**** Exercise inputs
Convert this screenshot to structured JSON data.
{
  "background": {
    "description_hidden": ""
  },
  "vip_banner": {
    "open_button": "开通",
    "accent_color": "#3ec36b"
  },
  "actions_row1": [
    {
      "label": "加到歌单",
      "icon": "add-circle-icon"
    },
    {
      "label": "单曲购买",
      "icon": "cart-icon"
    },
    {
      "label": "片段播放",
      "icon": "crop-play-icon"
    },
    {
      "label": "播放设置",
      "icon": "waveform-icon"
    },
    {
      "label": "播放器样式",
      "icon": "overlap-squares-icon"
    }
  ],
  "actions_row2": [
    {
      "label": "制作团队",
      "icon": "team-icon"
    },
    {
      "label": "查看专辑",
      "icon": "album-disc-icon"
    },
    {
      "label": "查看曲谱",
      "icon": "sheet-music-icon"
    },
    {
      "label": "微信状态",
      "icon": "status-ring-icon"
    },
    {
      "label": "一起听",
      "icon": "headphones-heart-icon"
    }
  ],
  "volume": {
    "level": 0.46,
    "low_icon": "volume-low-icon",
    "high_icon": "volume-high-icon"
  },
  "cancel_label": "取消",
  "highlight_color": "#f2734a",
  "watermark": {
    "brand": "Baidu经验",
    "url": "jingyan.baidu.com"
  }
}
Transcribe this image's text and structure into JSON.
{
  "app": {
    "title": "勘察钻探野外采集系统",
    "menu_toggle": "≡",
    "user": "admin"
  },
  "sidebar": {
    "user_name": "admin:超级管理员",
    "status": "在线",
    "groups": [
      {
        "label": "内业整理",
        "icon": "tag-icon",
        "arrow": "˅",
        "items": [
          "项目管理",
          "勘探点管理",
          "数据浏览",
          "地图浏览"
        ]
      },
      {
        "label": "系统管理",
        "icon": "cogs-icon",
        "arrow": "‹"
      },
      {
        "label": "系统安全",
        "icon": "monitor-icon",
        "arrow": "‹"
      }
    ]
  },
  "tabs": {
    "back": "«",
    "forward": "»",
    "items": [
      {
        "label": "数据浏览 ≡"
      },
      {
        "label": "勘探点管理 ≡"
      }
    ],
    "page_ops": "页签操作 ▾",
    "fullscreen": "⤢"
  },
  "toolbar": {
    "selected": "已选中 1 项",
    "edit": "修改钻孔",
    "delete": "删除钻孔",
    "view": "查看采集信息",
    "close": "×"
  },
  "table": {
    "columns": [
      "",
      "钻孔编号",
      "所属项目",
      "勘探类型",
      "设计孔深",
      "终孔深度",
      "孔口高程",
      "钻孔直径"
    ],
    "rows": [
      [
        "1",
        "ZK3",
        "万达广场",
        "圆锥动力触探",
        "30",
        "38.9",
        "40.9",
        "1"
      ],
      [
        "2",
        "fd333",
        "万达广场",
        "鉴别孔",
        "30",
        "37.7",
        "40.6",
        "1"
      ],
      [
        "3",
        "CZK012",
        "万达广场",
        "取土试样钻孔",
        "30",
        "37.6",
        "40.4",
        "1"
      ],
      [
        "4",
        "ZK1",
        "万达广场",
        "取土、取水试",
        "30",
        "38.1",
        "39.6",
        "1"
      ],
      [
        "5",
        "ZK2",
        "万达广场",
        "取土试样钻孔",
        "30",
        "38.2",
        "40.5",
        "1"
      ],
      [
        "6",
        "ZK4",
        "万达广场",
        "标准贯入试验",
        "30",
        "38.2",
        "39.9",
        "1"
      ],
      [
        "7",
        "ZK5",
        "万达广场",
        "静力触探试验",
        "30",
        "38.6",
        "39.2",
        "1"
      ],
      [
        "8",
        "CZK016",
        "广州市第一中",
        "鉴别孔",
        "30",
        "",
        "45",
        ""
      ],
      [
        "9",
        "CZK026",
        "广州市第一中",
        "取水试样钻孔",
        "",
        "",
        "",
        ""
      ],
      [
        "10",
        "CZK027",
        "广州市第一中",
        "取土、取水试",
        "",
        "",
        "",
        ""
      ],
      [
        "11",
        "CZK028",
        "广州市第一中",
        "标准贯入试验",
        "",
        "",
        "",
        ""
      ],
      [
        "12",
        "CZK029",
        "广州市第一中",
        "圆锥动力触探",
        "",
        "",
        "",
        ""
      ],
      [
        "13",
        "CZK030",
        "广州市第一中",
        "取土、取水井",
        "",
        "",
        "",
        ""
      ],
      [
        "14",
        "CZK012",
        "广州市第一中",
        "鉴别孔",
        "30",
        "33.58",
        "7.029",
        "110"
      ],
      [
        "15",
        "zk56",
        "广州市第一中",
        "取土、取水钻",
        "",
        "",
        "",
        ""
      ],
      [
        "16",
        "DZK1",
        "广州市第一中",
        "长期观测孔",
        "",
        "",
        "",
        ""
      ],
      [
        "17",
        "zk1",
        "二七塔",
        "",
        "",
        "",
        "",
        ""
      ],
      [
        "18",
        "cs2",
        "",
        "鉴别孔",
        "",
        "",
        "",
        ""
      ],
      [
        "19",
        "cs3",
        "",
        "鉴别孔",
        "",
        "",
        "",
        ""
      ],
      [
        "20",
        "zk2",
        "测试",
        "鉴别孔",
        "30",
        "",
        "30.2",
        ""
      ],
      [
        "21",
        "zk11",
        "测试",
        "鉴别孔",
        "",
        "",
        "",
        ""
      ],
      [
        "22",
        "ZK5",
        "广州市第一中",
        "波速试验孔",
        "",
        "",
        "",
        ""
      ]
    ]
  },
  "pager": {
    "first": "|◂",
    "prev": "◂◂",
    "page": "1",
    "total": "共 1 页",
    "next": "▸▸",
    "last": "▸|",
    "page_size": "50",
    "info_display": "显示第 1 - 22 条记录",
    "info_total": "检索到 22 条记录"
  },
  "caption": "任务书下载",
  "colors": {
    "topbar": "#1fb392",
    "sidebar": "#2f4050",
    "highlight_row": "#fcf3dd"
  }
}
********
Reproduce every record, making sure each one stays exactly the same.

Convert this screenshot to structured JSON data.
{
  "background": {
    "description_hidden": ""
  },
  "vip_banner": {
    "open_button": "开通",
    "accent_color": "#3ec36b"
  },
  "actions_row1": [
    {
      "label": "加到歌单",
      "icon": "add-circle-icon"
    },
    {
      "label": "单曲购买",
      "icon": "cart-icon"
    },
    {
      "label": "片段播放",
      "icon": "crop-play-icon"
    },
    {
      "label": "播放设置",
      "icon": "waveform-icon"
    },
    {
      "label": "播放器样式",
      "icon": "overlap-squares-icon"
    }
  ],
  "actions_row2": [
    {
      "label": "制作团队",
      "icon": "team-icon"
    },
    {
      "label": "查看专辑",
      "icon": "album-disc-icon"
    },
    {
      "label": "查看曲谱",
      "icon": "sheet-music-icon"
    },
    {
      "label": "微信状态",
      "icon": "status-ring-icon"
    },
    {
      "label": "一起听",
      "icon": "headphones-heart-icon"
    }
  ],
  "volume": {
    "level": 0.46,
    "low_icon": "volume-low-icon",
    "high_icon": "volume-high-icon"
  },
  "cancel_label": "取消",
  "highlight_color": "#f2734a",
  "watermark": {
    "brand": "Baidu经验",
    "url": "jingyan.baidu.com"
  }
}
Transcribe this image's text and structure into JSON.
{
  "app": {
    "title": "勘察钻探野外采集系统",
    "menu_toggle": "≡",
    "user": "admin"
  },
  "sidebar": {
    "user_name": "admin:超级管理员",
    "status": "在线",
    "groups": [
      {
        "label": "内业整理",
        "icon": "tag-icon",
        "arrow": "˅",
        "items": [
          "项目管理",
          "勘探点管理",
          "数据浏览",
          "地图浏览"
        ]
      },
      {
        "label": "系统管理",
        "icon": "cogs-icon",
        "arrow": "‹"
      },
      {
        "label": "系统安全",
        "icon": "monitor-icon",
        "arrow": "‹"
      }
    ]
  },
  "tabs": {
    "back": "«",
    "forward": "»",
    "items": [
      {
        "label": "数据浏览 ≡"
      },
      {
        "label": "勘探点管理 ≡"
      }
    ],
    "page_ops": "页签操作 ▾",
    "fullscreen": "⤢"
  },
  "toolbar": {
    "selected": "已选中 1 项",
    "edit": "修改钻孔",
    "delete": "删除钻孔",
    "view": "查看采集信息",
    "close": "×"
  },
  "table": {
    "columns": [
      "",
      "钻孔编号",
      "所属项目",
      "勘探类型",
      "设计孔深",
      "终孔深度",
      "孔口高程",
      "钻孔直径"
    ],
    "rows": [
      [
        "1",
        "ZK3",
        "万达广场",
        "圆锥动力触探",
        "30",
        "38.9",
        "40.9",
        "1"
      ],
      [
        "2",
        "fd333",
        "万达广场",
        "鉴别孔",
        "30",
        "37.7",
        "40.6",
        "1"
      ],
      [
        "3",
        "CZK012",
        "万达广场",
        "取土试样钻孔",
        "30",
        "37.6",
        "40.4",
        "1"
      ],
      [
        "4",
        "ZK1",
        "万达广场",
        "取土、取水试",
        "30",
        "38.1",
        "39.6",
        "1"
      ],
      [
        "5",
        "ZK2",
        "万达广场",
        "取土试样钻孔",
        "30",
        "38.2",
        "40.5",
        "1"
      ],
      [
        "6",
        "ZK4",
        "万达广场",
        "标准贯入试验",
        "30",
        "38.2",
        "39.9",
        "1"
      ],
      [
        "7",
        "ZK5",
        "万达广场",
        "静力触探试验",
        "30",
        "38.6",
        "39.2",
        "1"
      ],
      [
        "8",
        "CZK016",
        "广州市第一中",
        "鉴别孔",
        "30",
        "",
        "45",
        ""
      ],
      [
        "9",
        "CZK026",
        "广州市第一中",
        "取水试样钻孔",
        "",
        "",
        "",
        ""
      ],
      [
        "10",
        "CZK027",
        "广州市第一中",
        "取土、取水试",
        "",
        "",
        "",
        ""
      ],
      [
        "11",
        "CZK028",
        "广州市第一中",
        "标准贯入试验",
        "",
        "",
        "",
        ""
      ],
      [
        "12",
        "CZK029",
        "广州市第一中",
        "圆锥动力触探",
        "",
        "",
        "",
        ""
      ],
      [
        "13",
        "CZK030",
        "广州市第一中",
        "取土、取水井",
        "",
        "",
        "",
        ""
      ],
      [
        "14",
        "CZK012",
        "广州市第一中",
        "鉴别孔",
        "30",
        "33.58",
        "7.029",
        "110"
      ],
      [
        "15",
        "zk56",
        "广州市第一中",
        "取土、取水钻",
        "",
        "",
        "",
        ""
      ],
      [
        "16",
        "DZK1",
        "广州市第一中",
        "长期观测孔",
        "",
        "",
        "",
        ""
      ],
      [
        "17",
        "zk1",
        "二七塔",
        "",
        "",
        "",
        "",
        ""
      ],
      [
        "18",
        "cs2",
        "",
        "鉴别孔",
        "",
        "",
        "",
        ""
      ],
      [
        "19",
        "cs3",
        "",
        "鉴别孔",
        "",
        "",
        "",
        ""
      ],
      [
        "20",
        "zk2",
        "测试",
        "鉴别孔",
        "30",
        "",
        "30.2",
        ""
      ],
      [
        "21",
        "zk11",
        "测试",
        "鉴别孔",
        "",
        "",
        "",
        ""
      ],
      [
        "22",
        "ZK5",
        "广州市第一中",
        "波速试验孔",
        "",
        "",
        "",
        ""
      ]
    ]
  },
  "pager": {
    "first": "|◂",
    "prev": "◂◂",
    "page": "1",
    "total": "共 1 页",
    "next": "▸▸",
    "last": "▸|",
    "page_size": "50",
    "info_display": "显示第 1 - 22 条记录",
    "info_total": "检索到 22 条记录"
  },
  "caption": "任务书下载",
  "colors": {
    "topbar": "#1fb392",
    "sidebar": "#2f4050",
    "highlight_row": "#fcf3dd"
  }
}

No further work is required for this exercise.